And forgetteth the covenant of her God:
For her house inclineth unto death,
And her paths unto the dead;
None that go unto her return again,
Neither do they attain unto the paths of life:"
"To deliver thee from the strange woman" (Proverbs 2:16). Who is this strange woman? According to Cook, "She is none other than a foreigner"; but the mention of her having forgotten "the covenant of her God," identifies her as an Israelite who had been in covenant relationship with the Lord. Others have identified her as a religious prostitute attached to some pagan shrine; but the simple truth appears to be that. "The strange woman here is any meretricious person who indulges in illicit sex."
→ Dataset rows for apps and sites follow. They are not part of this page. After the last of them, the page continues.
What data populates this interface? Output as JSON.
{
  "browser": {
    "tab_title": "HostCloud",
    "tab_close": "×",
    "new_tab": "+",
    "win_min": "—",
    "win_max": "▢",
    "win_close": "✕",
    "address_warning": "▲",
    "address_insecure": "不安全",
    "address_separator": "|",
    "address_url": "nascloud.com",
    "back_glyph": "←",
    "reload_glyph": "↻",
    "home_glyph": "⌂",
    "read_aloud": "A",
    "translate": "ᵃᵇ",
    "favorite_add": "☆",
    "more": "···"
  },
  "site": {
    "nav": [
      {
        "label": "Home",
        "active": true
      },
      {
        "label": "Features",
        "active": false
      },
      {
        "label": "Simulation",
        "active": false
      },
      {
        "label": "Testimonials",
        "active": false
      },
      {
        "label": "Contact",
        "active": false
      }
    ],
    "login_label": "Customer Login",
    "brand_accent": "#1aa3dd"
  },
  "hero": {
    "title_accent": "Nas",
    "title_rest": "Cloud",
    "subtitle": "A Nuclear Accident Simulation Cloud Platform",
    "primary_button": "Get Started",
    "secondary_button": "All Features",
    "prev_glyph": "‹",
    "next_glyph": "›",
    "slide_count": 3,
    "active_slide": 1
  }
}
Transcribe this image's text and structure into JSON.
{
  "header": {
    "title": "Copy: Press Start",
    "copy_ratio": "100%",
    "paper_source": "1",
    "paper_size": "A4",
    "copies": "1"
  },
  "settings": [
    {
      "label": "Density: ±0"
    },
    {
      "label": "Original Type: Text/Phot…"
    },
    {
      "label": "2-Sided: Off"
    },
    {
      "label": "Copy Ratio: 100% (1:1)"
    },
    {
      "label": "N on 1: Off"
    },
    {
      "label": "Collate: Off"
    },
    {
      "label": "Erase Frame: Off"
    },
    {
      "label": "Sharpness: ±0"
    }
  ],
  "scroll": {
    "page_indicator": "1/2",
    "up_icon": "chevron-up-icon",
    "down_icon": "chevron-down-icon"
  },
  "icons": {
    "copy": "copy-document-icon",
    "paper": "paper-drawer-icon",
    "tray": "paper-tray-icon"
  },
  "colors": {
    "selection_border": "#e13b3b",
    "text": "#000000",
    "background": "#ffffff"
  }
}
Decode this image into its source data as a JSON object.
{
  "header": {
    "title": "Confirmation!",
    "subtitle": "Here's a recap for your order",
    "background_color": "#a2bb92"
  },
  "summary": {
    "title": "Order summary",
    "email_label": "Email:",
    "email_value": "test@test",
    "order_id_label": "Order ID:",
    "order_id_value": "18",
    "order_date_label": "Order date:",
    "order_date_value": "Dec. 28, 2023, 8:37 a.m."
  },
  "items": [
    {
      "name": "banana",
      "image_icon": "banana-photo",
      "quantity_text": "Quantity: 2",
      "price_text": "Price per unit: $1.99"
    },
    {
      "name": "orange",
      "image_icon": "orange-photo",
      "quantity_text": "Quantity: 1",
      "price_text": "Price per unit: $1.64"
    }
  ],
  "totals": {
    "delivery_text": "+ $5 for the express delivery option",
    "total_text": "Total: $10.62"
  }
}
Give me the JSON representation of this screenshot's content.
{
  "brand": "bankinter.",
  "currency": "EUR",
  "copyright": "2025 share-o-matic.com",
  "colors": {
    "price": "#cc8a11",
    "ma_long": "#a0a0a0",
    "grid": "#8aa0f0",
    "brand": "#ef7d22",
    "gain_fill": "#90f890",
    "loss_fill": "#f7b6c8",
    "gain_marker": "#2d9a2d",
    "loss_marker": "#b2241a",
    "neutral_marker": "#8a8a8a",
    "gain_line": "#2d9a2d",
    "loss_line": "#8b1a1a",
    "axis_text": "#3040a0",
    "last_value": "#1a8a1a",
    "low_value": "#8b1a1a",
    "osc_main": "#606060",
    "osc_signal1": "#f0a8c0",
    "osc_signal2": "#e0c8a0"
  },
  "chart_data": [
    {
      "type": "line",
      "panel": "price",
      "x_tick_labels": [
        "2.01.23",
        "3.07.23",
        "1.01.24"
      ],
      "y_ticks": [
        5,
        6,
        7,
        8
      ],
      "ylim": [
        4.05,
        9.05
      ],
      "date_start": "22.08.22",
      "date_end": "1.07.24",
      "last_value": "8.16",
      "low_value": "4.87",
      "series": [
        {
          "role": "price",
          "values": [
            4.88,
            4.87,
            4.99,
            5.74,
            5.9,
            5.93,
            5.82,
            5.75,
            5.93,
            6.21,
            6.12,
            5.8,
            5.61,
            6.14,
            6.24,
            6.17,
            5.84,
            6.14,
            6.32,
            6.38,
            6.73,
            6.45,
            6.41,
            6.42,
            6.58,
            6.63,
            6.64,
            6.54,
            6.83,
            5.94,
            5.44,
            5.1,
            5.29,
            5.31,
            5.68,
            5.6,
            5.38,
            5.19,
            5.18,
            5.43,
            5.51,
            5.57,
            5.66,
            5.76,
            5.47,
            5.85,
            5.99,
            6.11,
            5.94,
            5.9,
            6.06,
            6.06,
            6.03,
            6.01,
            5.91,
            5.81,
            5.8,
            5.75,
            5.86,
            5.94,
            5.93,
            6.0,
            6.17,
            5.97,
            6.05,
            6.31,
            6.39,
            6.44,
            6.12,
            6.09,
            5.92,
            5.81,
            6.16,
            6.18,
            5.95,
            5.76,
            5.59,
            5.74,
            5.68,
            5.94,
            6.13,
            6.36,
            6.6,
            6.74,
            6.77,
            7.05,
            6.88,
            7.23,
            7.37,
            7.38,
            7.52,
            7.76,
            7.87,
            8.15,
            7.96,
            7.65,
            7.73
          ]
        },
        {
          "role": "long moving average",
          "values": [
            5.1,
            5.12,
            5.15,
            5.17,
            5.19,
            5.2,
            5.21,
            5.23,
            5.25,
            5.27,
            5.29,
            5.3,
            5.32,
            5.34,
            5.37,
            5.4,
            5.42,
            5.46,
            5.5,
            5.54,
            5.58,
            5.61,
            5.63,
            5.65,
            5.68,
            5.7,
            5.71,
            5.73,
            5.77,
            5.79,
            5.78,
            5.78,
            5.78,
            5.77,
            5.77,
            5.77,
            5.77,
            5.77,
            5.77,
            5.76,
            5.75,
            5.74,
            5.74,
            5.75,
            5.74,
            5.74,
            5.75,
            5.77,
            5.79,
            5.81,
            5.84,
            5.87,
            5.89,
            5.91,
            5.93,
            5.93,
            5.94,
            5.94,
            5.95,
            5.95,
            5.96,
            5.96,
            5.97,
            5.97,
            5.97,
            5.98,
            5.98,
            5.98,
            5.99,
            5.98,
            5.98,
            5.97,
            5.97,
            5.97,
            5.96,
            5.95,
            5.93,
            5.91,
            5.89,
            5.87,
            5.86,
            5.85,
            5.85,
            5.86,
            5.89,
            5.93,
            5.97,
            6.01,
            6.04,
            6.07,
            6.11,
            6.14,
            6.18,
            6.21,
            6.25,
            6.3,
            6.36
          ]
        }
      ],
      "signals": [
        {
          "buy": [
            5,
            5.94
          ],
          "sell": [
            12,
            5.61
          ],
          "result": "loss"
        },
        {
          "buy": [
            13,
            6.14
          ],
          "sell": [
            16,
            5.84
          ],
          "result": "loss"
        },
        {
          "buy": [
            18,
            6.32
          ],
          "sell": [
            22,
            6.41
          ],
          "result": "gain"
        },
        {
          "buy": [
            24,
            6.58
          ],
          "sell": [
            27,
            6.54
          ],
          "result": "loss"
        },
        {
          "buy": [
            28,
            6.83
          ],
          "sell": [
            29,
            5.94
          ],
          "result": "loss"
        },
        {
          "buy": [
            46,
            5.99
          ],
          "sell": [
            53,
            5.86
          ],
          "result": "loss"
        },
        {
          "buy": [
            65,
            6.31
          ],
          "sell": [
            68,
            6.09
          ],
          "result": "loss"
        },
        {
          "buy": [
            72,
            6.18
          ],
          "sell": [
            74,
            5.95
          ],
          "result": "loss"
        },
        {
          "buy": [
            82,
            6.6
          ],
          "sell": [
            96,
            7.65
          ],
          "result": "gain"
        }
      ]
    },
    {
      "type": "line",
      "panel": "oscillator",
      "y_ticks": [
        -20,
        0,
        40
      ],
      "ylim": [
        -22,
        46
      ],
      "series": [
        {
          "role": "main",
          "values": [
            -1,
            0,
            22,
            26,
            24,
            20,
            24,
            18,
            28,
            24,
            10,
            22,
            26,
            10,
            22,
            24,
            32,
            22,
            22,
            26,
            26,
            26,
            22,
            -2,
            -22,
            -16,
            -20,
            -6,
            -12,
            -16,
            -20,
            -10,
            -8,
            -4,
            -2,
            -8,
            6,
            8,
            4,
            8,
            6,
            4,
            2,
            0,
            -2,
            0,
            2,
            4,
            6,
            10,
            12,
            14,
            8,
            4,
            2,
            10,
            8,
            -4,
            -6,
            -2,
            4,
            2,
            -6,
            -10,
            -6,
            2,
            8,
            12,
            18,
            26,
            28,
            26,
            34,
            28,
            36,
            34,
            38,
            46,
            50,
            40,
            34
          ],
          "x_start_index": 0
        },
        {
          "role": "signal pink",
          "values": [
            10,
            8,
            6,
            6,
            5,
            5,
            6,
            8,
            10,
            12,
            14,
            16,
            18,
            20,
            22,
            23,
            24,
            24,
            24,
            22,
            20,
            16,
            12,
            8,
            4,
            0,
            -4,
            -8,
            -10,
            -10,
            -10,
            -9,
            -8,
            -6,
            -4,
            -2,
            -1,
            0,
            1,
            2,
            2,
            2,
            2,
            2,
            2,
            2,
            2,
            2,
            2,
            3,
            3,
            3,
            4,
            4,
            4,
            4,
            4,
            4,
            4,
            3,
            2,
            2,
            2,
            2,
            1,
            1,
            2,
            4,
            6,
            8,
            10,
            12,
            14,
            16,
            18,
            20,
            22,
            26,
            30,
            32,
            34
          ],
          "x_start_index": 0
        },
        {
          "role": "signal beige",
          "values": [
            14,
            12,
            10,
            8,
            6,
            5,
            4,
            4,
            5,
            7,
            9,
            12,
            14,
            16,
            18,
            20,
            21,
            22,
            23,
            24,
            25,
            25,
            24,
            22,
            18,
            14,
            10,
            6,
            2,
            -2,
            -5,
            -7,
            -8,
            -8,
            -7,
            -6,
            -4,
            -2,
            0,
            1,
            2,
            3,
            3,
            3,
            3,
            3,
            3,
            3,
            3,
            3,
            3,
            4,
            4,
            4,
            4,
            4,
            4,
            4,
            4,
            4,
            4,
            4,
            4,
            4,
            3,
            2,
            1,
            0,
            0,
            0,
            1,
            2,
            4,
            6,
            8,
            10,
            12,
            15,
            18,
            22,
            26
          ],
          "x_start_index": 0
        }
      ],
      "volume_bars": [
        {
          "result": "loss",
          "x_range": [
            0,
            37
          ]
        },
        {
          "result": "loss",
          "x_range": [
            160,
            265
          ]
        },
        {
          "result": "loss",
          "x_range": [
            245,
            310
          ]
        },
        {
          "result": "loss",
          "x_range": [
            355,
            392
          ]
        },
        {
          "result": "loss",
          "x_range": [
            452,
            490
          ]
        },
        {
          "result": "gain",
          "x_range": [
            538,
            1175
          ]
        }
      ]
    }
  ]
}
(This is the first of several warnings against adultery in the book of Proverbs; others are in Proverbs 5:3-23; 6:20-35; 7:1-27; 9:13-18). The thing that amazes this writer is that the author of these instructions was himself the most fantastic violator of these warnings ever known.
"Some Jewish commentators personify the strange woman here and make her a symbol of some form of foreign philosophy; but, very probably, the reference is to literal vice."
The use of the word "stranger" (or strange woman) in Proverbs is not to be understood in its ordinary meaning. Ruth called herself a stranger (Ruth 2:10); but, "In Proverbs, these words are euphemisms for harlot."
"That forsaketh the friend of her youth" (Proverbs 2:17). Most scholars agree that these words refer to the woman's husband.
"Her house inclineth unto death" (Proverbs 2:18). "Men come away from every unlawful indulgence other than they go - weaker and worse in soul. Alas for the morrow of incontinence, of whatever kind it is! The soul is injured; self-respect is slain; his force is diminished; he is on the incline that slopes to death; and one step nearer to it than ever before. `Her house inclineth unto death'!"
"Adultery is a house slanted toward the death of the spirit; and Divine wisdom is essential for deliverance from its temptation and torment."
HE WILL RECEIVE A SPECIAL INHERITANCE
"That thou mayest walk in the way of good men,
And keep the paths of righteousness.
For the upright shall dwell in the land,
And the perfect shall remain in it.
But the wicked shall be cut off from the land,
And the treacherous shall be rooted out of it."
Although "the land" as used in these verses was probably understood by the Israelites as the Palestine, that is, "The Promised Land," it should be remembered that "The Promised Land" itself is a valid Biblical symbol of something far more wonderful, namely, heaven itself; and it is in that sense that the Christian should read these verses.
The Old Testament promises of the rewards of righteousness stressed the physical and material things of the present age rather that the eschatological wonders of the world to come; but they were not entirely wrong in this. "There is still impressive evidence that integrity pays better than treachery, that honesty is better than thievery, that truthfulness is better than falsehood, and that righteousness is better than wickedness, even in human terms."
Coffman Commentaries reproduced by permission of Abilene Christian University Press, Abilene, Texas, USA. All other rights reserved.
Coffman, James Burton. "Commentary on Proverbs 2". "Coffman Commentaries on the Bible". https://www.studylight.org/
the Week of Proper 24 / Ordinary 29